▶ Assignment: Copies of all lines that contain "House" are needed; take them from the data below.

▶ Listed entries:
────────────────────
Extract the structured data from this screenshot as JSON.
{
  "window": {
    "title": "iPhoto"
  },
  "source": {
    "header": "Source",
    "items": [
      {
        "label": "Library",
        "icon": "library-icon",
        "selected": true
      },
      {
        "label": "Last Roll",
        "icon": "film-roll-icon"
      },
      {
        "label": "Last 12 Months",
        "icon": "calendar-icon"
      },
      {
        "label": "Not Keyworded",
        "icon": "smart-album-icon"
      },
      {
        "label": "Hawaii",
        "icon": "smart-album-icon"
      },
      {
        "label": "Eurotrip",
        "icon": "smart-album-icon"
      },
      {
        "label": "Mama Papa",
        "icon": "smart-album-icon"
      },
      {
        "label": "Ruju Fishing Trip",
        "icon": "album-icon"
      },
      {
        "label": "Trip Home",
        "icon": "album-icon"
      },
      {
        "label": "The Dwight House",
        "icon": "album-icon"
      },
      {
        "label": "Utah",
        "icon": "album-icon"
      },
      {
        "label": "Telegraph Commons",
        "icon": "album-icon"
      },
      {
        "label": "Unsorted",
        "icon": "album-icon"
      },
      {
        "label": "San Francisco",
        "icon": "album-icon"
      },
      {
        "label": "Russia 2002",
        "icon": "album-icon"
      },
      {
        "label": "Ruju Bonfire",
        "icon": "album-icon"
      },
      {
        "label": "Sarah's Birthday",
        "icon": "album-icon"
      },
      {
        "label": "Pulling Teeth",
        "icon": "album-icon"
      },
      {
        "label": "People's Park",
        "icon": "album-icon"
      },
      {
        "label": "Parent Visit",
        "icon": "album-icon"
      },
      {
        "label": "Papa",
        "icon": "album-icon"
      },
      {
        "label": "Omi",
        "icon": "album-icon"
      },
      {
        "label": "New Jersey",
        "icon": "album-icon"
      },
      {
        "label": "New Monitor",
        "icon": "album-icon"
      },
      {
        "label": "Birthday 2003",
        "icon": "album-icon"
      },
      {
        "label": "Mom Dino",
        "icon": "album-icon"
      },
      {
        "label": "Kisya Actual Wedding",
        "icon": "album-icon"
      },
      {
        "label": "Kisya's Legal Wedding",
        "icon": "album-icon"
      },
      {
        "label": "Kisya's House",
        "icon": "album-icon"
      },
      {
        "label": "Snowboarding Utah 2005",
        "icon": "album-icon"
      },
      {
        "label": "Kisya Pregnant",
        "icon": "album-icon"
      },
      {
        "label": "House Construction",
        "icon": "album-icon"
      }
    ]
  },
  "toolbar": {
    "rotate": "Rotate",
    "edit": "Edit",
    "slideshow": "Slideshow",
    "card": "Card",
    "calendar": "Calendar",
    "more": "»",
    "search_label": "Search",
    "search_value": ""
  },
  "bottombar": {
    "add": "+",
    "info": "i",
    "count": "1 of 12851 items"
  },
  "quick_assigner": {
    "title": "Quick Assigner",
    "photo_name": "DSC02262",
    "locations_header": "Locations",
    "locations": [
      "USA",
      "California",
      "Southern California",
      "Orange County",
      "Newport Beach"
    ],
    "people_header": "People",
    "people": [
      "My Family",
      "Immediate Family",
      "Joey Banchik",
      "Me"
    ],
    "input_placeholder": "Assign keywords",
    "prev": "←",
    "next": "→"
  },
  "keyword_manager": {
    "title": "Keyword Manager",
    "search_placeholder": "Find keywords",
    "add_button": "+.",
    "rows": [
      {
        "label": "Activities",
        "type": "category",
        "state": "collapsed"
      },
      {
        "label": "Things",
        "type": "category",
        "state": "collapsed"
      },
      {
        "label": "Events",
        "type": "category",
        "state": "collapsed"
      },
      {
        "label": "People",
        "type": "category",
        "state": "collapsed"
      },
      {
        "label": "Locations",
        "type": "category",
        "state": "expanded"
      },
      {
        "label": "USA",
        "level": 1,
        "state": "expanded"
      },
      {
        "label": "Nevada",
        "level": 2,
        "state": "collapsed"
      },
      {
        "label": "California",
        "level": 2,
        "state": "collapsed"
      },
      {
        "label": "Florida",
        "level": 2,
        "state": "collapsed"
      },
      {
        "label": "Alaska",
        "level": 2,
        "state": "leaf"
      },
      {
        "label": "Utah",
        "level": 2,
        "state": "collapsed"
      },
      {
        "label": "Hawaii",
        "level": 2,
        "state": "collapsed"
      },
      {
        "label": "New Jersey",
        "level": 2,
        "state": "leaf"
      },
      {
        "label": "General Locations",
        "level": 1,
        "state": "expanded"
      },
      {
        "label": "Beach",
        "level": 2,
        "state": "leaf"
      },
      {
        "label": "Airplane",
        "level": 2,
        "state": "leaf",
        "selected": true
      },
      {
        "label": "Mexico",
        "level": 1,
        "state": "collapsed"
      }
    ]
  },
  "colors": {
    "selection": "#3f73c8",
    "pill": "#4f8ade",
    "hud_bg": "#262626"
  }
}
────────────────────
▶ Expected answer:
        "label": "The Dwight House",
        "label": "Kisya's House",
        "label": "House Construction",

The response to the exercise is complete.